=== Entries shown ===
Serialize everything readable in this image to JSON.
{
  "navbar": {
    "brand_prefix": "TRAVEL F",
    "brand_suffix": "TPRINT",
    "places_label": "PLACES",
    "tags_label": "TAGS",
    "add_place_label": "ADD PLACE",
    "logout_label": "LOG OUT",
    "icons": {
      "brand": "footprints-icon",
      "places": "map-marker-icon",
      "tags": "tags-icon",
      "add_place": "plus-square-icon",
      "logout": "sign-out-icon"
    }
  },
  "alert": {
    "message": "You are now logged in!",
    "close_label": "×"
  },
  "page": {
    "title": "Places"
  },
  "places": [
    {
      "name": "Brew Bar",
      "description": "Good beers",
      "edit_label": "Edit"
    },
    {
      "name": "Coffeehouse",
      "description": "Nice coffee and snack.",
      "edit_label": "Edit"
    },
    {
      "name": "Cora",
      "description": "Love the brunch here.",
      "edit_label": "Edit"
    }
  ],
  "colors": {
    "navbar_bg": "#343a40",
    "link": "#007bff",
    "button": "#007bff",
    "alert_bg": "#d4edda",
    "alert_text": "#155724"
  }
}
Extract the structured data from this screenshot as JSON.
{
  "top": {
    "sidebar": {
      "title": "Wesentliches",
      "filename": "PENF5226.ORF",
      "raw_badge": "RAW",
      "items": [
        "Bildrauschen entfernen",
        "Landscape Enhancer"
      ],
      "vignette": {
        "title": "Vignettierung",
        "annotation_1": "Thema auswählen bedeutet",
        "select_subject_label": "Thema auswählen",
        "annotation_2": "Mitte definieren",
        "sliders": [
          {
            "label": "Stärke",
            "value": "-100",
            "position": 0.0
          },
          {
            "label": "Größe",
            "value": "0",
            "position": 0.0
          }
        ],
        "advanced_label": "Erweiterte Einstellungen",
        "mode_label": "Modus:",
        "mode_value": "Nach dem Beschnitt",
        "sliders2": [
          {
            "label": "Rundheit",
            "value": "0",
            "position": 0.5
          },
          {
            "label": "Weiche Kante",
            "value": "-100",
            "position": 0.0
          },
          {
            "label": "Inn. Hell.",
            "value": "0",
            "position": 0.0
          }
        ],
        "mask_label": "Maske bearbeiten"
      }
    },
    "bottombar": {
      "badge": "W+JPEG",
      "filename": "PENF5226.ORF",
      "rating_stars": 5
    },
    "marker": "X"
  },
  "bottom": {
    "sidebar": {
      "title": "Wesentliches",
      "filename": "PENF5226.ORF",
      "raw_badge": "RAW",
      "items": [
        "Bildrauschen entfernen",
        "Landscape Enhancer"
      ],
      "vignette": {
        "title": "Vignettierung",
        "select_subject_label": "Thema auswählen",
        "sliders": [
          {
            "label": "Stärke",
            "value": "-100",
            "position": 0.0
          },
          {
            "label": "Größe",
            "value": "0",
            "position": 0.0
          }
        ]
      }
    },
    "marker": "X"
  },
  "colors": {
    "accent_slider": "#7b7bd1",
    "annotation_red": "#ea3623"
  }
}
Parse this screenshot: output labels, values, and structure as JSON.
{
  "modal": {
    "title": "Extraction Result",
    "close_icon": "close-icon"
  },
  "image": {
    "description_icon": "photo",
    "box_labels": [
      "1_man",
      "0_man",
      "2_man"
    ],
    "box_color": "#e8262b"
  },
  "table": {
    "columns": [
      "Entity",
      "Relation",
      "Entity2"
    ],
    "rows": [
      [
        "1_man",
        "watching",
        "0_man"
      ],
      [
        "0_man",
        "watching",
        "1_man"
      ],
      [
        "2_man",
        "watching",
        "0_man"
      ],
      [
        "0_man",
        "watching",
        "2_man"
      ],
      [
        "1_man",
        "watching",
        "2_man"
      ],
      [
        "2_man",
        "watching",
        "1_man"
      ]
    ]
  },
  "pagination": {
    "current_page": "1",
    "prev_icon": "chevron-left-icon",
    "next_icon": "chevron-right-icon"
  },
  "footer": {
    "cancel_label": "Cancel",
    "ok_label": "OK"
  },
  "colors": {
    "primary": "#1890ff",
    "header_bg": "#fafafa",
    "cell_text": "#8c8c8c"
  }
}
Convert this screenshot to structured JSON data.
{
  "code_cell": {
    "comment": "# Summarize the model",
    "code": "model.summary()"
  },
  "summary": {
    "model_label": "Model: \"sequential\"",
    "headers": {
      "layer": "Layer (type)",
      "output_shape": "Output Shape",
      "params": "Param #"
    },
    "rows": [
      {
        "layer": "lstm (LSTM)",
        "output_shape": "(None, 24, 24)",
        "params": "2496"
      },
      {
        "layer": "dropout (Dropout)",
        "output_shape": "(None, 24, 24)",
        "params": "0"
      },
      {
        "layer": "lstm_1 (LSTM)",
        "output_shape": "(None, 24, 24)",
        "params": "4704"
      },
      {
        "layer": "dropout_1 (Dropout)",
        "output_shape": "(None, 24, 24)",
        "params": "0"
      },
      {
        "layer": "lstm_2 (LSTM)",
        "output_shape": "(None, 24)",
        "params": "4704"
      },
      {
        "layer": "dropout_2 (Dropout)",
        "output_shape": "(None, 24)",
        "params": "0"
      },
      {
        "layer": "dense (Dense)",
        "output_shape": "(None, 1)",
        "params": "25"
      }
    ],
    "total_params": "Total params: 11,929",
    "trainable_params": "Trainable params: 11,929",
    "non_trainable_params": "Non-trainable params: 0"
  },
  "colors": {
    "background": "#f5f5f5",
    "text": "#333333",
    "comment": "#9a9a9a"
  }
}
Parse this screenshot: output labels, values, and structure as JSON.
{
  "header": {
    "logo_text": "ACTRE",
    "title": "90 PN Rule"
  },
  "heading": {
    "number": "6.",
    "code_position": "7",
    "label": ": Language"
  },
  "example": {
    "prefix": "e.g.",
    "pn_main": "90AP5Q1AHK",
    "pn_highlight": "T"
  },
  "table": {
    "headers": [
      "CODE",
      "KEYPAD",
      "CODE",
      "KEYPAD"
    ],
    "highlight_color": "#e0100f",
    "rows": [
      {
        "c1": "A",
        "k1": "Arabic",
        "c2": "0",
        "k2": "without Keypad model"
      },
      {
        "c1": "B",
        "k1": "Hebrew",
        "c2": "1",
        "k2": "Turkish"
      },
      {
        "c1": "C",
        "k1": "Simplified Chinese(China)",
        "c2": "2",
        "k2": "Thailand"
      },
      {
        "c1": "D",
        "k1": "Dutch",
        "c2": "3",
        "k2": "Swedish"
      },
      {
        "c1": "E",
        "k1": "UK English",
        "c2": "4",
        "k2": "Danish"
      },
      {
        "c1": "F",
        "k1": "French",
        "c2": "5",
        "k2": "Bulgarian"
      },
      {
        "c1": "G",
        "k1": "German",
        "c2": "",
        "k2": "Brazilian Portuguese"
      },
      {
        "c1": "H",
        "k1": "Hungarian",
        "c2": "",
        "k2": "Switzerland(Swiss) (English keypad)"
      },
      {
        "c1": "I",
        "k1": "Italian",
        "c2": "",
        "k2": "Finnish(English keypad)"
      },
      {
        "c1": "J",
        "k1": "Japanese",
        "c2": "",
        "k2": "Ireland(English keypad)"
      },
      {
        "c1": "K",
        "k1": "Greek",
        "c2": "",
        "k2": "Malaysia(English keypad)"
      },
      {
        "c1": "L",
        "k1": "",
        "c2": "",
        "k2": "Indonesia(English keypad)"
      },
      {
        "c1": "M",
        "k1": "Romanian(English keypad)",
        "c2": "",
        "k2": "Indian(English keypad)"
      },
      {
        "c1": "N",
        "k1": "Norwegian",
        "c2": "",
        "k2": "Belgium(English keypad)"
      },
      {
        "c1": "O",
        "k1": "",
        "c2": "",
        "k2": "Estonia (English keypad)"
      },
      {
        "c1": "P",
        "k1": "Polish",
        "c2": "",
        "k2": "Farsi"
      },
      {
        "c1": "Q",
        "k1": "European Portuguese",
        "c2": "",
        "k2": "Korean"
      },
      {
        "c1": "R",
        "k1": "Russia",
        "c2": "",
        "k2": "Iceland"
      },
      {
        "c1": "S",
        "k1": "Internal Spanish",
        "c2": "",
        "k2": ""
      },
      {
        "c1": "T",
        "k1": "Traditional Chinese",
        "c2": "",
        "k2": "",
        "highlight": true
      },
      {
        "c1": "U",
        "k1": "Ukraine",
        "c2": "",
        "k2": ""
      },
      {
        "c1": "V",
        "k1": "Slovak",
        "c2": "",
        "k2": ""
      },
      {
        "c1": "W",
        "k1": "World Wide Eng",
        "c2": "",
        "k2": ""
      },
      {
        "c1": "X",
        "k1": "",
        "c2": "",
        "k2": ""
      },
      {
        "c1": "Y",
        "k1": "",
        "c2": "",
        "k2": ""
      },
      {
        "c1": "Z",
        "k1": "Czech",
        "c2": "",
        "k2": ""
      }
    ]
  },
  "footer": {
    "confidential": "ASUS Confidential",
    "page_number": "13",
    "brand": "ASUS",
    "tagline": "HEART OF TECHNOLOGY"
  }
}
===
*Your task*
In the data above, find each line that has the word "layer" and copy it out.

*Your solution*
      "layer": "Layer (type)",
        "layer": "lstm (LSTM)",
        "layer": "dropout (Dropout)",
        "layer": "lstm_1 (LSTM)",
        "layer": "dropout_1 (Dropout)",
        "layer": "lstm_2 (LSTM)",
        "layer": "dropout_2 (Dropout)",
        "layer": "dense (Dense)",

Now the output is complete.